[What needs to be done]: Reproduce the material that follows exactly, with no line left out.

[Listed entries]:
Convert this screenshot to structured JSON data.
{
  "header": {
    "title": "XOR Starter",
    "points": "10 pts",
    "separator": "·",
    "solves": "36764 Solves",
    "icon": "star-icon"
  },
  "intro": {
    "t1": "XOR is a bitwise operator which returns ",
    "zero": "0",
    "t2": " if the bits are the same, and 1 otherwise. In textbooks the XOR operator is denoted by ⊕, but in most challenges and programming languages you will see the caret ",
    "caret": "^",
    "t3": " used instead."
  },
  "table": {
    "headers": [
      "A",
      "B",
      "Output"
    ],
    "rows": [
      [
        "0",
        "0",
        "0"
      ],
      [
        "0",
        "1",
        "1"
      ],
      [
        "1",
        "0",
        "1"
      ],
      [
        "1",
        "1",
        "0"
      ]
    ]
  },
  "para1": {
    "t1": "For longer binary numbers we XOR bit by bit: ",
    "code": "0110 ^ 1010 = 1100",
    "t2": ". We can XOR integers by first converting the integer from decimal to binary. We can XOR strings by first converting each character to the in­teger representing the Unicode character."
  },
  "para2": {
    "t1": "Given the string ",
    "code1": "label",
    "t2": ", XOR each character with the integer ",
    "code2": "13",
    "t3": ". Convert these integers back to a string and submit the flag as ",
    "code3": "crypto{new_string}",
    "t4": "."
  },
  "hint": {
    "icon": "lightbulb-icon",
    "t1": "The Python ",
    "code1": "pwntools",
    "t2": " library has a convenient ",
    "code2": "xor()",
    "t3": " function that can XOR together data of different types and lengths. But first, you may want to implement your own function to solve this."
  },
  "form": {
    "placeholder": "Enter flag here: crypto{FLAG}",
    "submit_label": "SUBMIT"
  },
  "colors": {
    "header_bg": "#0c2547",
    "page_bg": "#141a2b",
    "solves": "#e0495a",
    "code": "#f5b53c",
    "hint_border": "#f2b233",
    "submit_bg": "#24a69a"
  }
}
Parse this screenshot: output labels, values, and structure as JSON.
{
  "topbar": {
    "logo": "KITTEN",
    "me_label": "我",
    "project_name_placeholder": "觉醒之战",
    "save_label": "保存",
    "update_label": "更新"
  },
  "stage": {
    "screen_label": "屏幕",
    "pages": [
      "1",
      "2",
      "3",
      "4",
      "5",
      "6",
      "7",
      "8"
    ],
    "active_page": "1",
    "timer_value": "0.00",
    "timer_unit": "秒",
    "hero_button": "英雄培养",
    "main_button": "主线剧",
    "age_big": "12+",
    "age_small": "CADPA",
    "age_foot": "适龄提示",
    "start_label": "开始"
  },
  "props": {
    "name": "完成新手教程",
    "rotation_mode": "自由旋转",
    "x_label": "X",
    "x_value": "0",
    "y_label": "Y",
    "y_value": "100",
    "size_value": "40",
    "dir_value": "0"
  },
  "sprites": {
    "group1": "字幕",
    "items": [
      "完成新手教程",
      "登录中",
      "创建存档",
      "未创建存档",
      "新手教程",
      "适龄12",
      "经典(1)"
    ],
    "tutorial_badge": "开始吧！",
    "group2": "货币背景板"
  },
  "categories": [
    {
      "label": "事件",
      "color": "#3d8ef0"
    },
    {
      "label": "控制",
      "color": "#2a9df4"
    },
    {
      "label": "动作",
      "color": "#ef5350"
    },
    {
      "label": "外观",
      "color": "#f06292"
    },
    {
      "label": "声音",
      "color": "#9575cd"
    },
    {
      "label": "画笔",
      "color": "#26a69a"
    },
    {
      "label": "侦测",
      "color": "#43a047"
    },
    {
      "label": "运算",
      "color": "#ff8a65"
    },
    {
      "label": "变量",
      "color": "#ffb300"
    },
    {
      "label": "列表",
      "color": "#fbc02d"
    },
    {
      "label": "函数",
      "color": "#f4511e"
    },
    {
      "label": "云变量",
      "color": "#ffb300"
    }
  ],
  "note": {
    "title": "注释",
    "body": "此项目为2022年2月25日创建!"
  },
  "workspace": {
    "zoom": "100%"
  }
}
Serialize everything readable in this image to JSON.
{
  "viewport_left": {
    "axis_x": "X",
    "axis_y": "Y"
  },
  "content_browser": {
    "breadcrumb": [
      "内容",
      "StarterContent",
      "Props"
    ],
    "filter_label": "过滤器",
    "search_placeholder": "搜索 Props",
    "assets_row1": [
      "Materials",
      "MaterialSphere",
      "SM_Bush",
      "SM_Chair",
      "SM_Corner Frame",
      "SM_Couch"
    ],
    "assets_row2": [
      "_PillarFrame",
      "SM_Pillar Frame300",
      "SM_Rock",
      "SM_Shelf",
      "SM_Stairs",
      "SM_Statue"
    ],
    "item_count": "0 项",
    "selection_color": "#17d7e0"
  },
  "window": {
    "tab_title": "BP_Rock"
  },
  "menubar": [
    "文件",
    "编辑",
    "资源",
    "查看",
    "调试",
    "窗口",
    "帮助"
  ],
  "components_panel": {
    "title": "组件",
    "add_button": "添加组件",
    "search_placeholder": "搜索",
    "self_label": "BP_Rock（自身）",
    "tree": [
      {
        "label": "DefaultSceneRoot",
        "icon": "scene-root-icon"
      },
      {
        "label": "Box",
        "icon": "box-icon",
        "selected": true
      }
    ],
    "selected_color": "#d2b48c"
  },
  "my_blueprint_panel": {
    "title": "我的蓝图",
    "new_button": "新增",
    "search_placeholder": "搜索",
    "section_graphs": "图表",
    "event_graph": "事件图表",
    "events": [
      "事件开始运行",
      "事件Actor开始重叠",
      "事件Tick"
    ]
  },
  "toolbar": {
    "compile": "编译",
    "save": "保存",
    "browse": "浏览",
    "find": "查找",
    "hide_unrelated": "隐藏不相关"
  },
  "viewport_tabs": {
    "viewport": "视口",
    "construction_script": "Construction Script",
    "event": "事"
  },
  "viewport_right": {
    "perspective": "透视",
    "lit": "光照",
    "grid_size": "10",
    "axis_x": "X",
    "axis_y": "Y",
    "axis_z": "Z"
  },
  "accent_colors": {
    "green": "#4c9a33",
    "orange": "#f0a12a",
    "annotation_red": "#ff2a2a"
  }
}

[Exercise output]:
Convert this screenshot to structured JSON data.
{
  "header": {
    "title": "XOR Starter",
    "points": "10 pts",
    "separator": "·",
    "solves": "36764 Solves",
    "icon": "star-icon"
  },
  "intro": {
    "t1": "XOR is a bitwise operator which returns ",
    "zero": "0",
    "t2": " if the bits are the same, and 1 otherwise. In textbooks the XOR operator is denoted by ⊕, but in most challenges and programming languages you will see the caret ",
    "caret": "^",
    "t3": " used instead."
  },
  "table": {
    "headers": [
      "A",
      "B",
      "Output"
    ],
    "rows": [
      [
        "0",
        "0",
        "0"
      ],
      [
        "0",
        "1",
        "1"
      ],
      [
        "1",
        "0",
        "1"
      ],
      [
        "1",
        "1",
        "0"
      ]
    ]
  },
  "para1": {
    "t1": "For longer binary numbers we XOR bit by bit: ",
    "code": "0110 ^ 1010 = 1100",
    "t2": ". We can XOR integers by first converting the integer from decimal to binary. We can XOR strings by first converting each character to the in­teger representing the Unicode character."
  },
  "para2": {
    "t1": "Given the string ",
    "code1": "label",
    "t2": ", XOR each character with the integer ",
    "code2": "13",
    "t3": ". Convert these integers back to a string and submit the flag as ",
    "code3": "crypto{new_string}",
    "t4": "."
  },
  "hint": {
    "icon": "lightbulb-icon",
    "t1": "The Python ",
    "code1": "pwntools",
    "t2": " library has a convenient ",
    "code2": "xor()",
    "t3": " function that can XOR together data of different types and lengths. But first, you may want to implement your own function to solve this."
  },
  "form": {
    "placeholder": "Enter flag here: crypto{FLAG}",
    "submit_label": "SUBMIT"
  },
  "colors": {
    "header_bg": "#0c2547",
    "page_bg": "#141a2b",
    "solves": "#e0495a",
    "code": "#f5b53c",
    "hint_border": "#f2b233",
    "submit_bg": "#24a69a"
  }
}
Parse this screenshot: output labels, values, and structure as JSON.
{
  "topbar": {
    "logo": "KITTEN",
    "me_label": "我",
    "project_name_placeholder": "觉醒之战",
    "save_label": "保存",
    "update_label": "更新"
  },
  "stage": {
    "screen_label": "屏幕",
    "pages": [
      "1",
      "2",
      "3",
      "4",
      "5",
      "6",
      "7",
      "8"
    ],
    "active_page": "1",
    "timer_value": "0.00",
    "timer_unit": "秒",
    "hero_button": "英雄培养",
    "main_button": "主线剧",
    "age_big": "12+",
    "age_small": "CADPA",
    "age_foot": "适龄提示",
    "start_label": "开始"
  },
  "props": {
    "name": "完成新手教程",
    "rotation_mode": "自由旋转",
    "x_label": "X",
    "x_value": "0",
    "y_label": "Y",
    "y_value": "100",
    "size_value": "40",
    "dir_value": "0"
  },
  "sprites": {
    "group1": "字幕",
    "items": [
      "完成新手教程",
      "登录中",
      "创建存档",
      "未创建存档",
      "新手教程",
      "适龄12",
      "经典(1)"
    ],
    "tutorial_badge": "开始吧！",
    "group2": "货币背景板"
  },
  "categories": [
    {
      "label": "事件",
      "color": "#3d8ef0"
    },
    {
      "label": "控制",
      "color": "#2a9df4"
    },
    {
      "label": "动作",
      "color": "#ef5350"
    },
    {
      "label": "外观",
      "color": "#f06292"
    },
    {
      "label": "声音",
      "color": "#9575cd"
    },
    {
      "label": "画笔",
      "color": "#26a69a"
    },
    {
      "label": "侦测",
      "color": "#43a047"
    },
    {
      "label": "运算",
      "color": "#ff8a65"
    },
    {
      "label": "变量",
      "color": "#ffb300"
    },
    {
      "label": "列表",
      "color": "#fbc02d"
    },
    {
      "label": "函数",
      "color": "#f4511e"
    },
    {
      "label": "云变量",
      "color": "#ffb300"
    }
  ],
  "note": {
    "title": "注释",
    "body": "此项目为2022年2月25日创建!"
  },
  "workspace": {
    "zoom": "100%"
  }
}
Serialize everything readable in this image to JSON.
{
  "viewport_left": {
    "axis_x": "X",
    "axis_y": "Y"
  },
  "content_browser": {
    "breadcrumb": [
      "内容",
      "StarterContent",
      "Props"
    ],
    "filter_label": "过滤器",
    "search_placeholder": "搜索 Props",
    "assets_row1": [
      "Materials",
      "MaterialSphere",
      "SM_Bush",
      "SM_Chair",
      "SM_Corner Frame",
      "SM_Couch"
    ],
    "assets_row2": [
      "_PillarFrame",
      "SM_Pillar Frame300",
      "SM_Rock",
      "SM_Shelf",
      "SM_Stairs",
      "SM_Statue"
    ],
    "item_count": "0 项",
    "selection_color": "#17d7e0"
  },
  "window": {
    "tab_title": "BP_Rock"
  },
  "menubar": [
    "文件",
    "编辑",
    "资源",
    "查看",
    "调试",
    "窗口",
    "帮助"
  ],
  "components_panel": {
    "title": "组件",
    "add_button": "添加组件",
    "search_placeholder": "搜索",
    "self_label": "BP_Rock（自身）",
    "tree": [
      {
        "label": "DefaultSceneRoot",
        "icon": "scene-root-icon"
      },
      {
        "label": "Box",
        "icon": "box-icon",
        "selected": true
      }
    ],
    "selected_color": "#d2b48c"
  },
  "my_blueprint_panel": {
    "title": "我的蓝图",
    "new_button": "新增",
    "search_placeholder": "搜索",
    "section_graphs": "图表",
    "event_graph": "事件图表",
    "events": [
      "事件开始运行",
      "事件Actor开始重叠",
      "事件Tick"
    ]
  },
  "toolbar": {
    "compile": "编译",
    "save": "保存",
    "browse": "浏览",
    "find": "查找",
    "hide_unrelated": "隐藏不相关"
  },
  "viewport_tabs": {
    "viewport": "视口",
    "construction_script": "Construction Script",
    "event": "事"
  },
  "viewport_right": {
    "perspective": "透视",
    "lit": "光照",
    "grid_size": "10",
    "axis_x": "X",
    "axis_y": "Y",
    "axis_z": "Z"
  },
  "accent_colors": {
    "green": "#4c9a33",
    "orange": "#f0a12a",
    "annotation_red": "#ff2a2a"
  }
}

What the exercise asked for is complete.